When Rainbow Rowell's newest novel came out I had to drop everything and read it, and I almost succeeded in reading it all in a whirl-wind if it weren't for my pesky job. (I've learned my lesson this time. Next time I have a really good book like this, I will definitely be using a sick day to finish it because YOLO)

I wasn't sure what to expect from this book. I knew there was a lot of hype, some of it my own, but I have no idea what it would actually be about. All I know is that I adored her previous novel Fangirl and I liked Eleanor & Park and I'd psyched myself up for this one.

Georgie McCool (yes, that's her name) is a sitcom writer who works along-side her best friend and long time writing partner when their dream project is finally - at long last - green-lighted. The week before Christmas. Christmas: when Georgie and her family had previous plans to visit her mother-in-law in Omaha (somewhere in middle America [which isn't on any "Landline" inspired playlists from what I've seen, but I think it should be]) with her husband and adorable young daughters.
Plans are shifted. Her family leaves the next day without her as Georgie makes plans to stay the week at work, writing new scripts. Her family leaves on less than happy terms, but Georgie decides to push through it at first. But it's not as easy as she thinks. She has so much trouble concentrating on her work and worrying over her marriage that she might as well not be there at all.
Instead of going back home, she stays with her mother - in her childhood bedroom, trying to reach her estranged husband through her old, yellow, garage sale rotary phone. And she does. But rather, not him as she knows him now, but him as he was in 1998, when they were still college sweet-hearts on the verge of breaking up. Georgie is basically given a window to save her marriage by going back into the past.
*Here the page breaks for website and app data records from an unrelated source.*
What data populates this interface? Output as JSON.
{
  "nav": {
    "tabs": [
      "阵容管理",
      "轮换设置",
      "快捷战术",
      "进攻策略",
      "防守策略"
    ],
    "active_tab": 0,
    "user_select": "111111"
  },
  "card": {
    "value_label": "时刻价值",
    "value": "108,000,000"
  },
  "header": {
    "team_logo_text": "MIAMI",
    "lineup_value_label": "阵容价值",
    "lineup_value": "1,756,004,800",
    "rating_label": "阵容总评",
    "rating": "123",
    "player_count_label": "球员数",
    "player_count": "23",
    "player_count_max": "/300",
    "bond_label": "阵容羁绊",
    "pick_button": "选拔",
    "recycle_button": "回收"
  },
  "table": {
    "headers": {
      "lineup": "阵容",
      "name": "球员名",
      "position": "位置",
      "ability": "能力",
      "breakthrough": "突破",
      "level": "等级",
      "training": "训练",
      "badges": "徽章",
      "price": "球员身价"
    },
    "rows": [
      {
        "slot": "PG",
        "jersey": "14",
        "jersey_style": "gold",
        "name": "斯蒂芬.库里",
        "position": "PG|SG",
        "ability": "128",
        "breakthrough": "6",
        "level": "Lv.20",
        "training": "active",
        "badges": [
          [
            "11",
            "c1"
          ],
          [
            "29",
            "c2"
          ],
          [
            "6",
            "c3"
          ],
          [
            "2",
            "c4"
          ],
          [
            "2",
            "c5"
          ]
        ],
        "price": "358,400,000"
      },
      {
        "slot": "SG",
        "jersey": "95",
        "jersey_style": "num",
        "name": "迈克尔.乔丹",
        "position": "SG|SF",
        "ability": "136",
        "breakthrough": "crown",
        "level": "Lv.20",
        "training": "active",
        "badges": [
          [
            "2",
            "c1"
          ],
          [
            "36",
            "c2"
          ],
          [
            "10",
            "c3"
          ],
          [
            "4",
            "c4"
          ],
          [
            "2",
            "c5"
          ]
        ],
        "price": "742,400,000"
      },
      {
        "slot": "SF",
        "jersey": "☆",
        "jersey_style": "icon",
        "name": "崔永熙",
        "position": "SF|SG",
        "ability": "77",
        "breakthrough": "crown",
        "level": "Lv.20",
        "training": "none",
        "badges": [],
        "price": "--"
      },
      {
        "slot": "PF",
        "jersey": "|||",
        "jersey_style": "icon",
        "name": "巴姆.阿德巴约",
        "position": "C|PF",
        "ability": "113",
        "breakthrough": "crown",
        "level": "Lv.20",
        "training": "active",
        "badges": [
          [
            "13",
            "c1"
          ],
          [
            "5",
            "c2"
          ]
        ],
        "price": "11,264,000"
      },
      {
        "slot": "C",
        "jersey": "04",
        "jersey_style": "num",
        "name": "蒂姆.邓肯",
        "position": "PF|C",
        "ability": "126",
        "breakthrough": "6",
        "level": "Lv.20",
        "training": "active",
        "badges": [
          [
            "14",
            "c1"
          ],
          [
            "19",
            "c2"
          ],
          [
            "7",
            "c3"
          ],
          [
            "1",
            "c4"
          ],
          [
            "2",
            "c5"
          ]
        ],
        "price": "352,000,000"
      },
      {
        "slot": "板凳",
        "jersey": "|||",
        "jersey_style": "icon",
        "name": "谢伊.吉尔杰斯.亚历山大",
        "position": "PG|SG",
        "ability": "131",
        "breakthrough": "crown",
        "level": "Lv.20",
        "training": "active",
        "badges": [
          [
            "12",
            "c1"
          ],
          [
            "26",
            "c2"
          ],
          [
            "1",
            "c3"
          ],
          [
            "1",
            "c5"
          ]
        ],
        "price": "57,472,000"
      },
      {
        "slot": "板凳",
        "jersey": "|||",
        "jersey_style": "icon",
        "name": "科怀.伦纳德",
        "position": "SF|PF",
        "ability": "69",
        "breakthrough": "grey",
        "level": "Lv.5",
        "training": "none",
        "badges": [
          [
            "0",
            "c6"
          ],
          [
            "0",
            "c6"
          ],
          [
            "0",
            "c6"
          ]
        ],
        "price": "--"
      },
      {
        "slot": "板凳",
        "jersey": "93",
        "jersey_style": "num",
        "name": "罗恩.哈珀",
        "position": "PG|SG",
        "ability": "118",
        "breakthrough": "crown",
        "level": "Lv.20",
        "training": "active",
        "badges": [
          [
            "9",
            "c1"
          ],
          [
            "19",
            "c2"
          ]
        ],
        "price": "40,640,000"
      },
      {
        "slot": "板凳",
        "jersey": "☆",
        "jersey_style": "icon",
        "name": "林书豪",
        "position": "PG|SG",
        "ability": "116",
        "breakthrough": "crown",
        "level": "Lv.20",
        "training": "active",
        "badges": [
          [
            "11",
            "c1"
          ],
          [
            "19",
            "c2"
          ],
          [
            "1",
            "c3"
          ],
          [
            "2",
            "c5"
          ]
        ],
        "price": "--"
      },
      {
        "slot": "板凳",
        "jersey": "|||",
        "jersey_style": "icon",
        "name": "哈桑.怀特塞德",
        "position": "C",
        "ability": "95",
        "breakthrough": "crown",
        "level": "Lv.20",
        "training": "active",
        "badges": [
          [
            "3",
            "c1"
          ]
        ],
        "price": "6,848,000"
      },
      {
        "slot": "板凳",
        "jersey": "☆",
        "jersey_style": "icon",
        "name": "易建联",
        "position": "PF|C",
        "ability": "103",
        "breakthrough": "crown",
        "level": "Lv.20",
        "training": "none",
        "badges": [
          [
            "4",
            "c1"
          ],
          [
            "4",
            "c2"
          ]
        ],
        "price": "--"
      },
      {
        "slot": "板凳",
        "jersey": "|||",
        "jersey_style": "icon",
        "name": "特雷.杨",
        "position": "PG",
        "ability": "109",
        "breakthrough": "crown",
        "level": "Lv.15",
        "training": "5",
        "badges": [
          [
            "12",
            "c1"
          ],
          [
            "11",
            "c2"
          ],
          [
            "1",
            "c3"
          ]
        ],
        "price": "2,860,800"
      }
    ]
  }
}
This could easily be written off as the script for a cheesy ABC or Hallmark original movie; it seems like it's pure fluff. And while certainly it isn't high-brow in concept, there is so much depth if you dig a little deeper. Who hasn't wanted to be given a chance to go back and revive something from our pasts - especially when you're in a relationship that's crumbling. Who hasn't looked up from where they stood and thought "What if I could go back to the beginning and do something different? Would it have made a difference now?" And at a certain stage in our lives, we all think fondly of the times when we were a little cuter, the music was better, and we didn't dwell on the consequences - for Georgie that was 1998.
Maybe this magic phone was real or fantasy within the narrative. You could think of it as a touch of whimsy or a nearly-middle-aged woman fantasizing about wish-fulfillment - and momentarily not knowing the difference. I wouldn't call her "crazy" - when our relationships are on the rocks, we aren't always lucid. That's all there is to it.

I'm a fan of Rom Com's, and I take them very seriously, academically. In the same sense, I really enjoyed this novel. Allow me to explain - in romantic comedy's, though the plots might be trite and stupid, though the actors and actresses are pretty, they are a fantasy. They are just as valid a form of escapism as Star Wars and Game of Thrones. I won't hear any gruff about how Game of Thrones is better than You've Got Mail because that isn't the point I'm trying to make. I mean, we want to snuggle up to those worlds like blankets on a rainy night. Only, Georgie is snuggling up to her own nostalgia.

Did I love it? It was a little "bluh" - granted, the build-up was slow but in the end it was worth it and satisfying. It was relatively quick to read, very perceptive (as usual), but Fangirl is still my favorite.

No comments:

Post a Comment

Thoughts by Feast of Poetry & Drink of Prose. All rights reserved.
Blog design by Labina Kirby.